Records from a data collection
● ● ● ● ●
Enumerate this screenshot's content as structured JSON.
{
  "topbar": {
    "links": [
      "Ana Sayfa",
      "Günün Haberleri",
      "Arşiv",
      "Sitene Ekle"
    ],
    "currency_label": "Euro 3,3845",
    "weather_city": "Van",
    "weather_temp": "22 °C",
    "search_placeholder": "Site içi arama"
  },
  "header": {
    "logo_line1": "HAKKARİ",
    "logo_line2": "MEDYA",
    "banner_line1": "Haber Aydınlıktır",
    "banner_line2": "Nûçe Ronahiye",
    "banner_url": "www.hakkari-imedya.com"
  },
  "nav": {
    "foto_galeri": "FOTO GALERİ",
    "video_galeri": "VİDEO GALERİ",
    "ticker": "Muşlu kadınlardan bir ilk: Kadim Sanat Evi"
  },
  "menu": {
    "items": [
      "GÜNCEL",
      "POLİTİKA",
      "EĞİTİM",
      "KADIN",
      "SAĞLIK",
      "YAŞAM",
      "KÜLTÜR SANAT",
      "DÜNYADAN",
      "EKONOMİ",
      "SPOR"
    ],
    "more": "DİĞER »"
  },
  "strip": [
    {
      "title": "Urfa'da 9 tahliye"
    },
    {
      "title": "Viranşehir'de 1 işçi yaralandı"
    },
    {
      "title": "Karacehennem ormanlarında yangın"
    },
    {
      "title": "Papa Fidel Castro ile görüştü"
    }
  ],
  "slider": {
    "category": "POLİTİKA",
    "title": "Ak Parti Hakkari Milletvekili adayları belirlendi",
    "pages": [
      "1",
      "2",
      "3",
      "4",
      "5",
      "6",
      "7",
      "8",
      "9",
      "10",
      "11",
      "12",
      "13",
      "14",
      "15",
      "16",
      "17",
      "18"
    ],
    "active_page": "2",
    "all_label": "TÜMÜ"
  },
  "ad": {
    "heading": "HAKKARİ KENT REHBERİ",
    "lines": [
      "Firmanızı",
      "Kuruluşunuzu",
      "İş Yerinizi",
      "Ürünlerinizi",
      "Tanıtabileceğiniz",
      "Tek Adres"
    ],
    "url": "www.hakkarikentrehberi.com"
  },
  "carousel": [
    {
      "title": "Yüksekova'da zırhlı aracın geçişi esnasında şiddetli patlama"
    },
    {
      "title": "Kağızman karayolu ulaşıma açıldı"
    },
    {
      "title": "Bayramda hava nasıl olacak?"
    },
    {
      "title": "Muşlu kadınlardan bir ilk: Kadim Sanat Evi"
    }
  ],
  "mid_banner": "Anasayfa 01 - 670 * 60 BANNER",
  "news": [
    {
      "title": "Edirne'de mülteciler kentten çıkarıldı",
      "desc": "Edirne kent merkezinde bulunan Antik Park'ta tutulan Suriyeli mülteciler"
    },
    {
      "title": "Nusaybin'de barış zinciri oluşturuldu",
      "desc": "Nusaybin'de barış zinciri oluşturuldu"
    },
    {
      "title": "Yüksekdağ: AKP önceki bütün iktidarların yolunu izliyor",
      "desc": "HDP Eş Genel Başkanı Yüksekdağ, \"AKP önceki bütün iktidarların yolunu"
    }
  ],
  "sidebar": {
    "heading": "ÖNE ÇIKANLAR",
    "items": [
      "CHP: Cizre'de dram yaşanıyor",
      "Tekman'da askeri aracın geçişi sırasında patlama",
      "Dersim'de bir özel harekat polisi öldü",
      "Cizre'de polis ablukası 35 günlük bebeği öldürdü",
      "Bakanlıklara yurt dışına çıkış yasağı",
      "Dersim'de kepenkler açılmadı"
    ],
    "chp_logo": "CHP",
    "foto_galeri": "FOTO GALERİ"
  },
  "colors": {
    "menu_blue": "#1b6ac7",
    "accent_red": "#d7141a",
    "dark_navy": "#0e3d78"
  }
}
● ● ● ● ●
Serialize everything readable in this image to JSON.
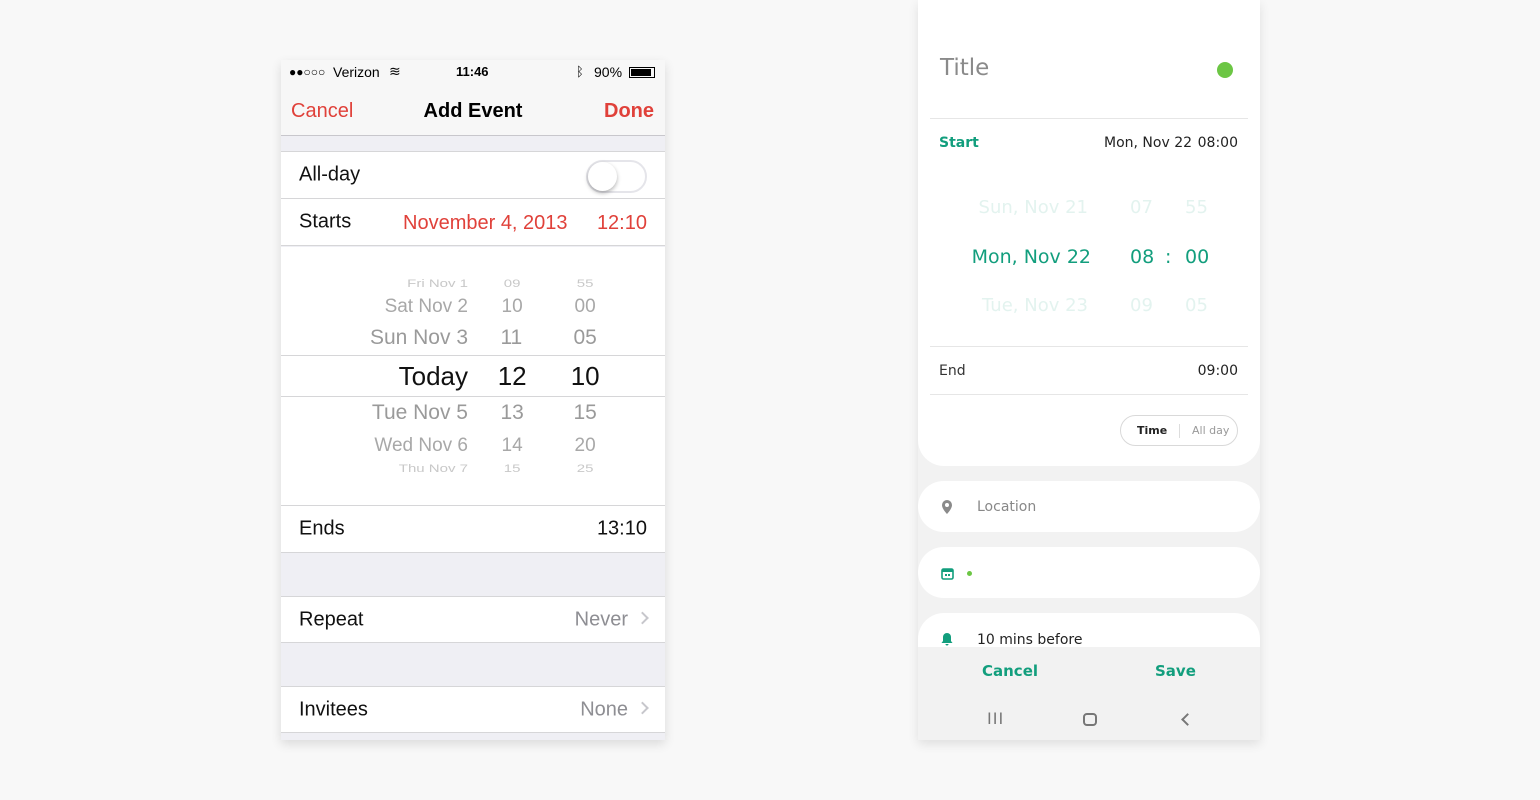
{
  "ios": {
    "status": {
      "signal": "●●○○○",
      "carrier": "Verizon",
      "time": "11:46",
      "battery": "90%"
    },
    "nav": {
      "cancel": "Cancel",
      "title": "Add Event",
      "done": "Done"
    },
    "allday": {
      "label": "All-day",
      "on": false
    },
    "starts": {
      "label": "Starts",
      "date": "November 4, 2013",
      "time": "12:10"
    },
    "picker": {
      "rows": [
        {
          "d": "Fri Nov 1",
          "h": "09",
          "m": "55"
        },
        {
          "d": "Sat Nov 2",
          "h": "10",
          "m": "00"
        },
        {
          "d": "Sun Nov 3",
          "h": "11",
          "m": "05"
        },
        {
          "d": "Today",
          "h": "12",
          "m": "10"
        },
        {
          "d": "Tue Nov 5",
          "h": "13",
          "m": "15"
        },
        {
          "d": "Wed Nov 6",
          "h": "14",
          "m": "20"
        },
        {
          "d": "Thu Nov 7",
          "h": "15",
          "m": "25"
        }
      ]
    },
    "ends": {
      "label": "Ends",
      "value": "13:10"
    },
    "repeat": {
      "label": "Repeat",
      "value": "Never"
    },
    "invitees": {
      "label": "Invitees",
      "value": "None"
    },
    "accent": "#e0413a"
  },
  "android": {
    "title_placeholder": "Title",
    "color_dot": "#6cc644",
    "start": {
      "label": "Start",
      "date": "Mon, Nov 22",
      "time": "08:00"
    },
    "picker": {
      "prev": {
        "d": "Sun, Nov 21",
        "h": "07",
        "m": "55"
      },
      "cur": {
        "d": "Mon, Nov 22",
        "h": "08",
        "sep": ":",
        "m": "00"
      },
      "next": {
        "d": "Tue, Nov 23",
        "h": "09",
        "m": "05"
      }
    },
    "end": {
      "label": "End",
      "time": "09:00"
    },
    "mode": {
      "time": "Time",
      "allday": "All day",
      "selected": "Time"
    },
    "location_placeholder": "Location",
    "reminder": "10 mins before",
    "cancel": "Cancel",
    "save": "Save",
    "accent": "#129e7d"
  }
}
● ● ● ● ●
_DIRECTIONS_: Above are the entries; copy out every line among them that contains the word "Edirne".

_COMPLETED TASK_:
      "title": "Edirne'de mülteciler kentten çıkarıldı",
      "desc": "Edirne kent merkezinde bulunan Antik Park'ta tutulan Suriyeli mülteciler"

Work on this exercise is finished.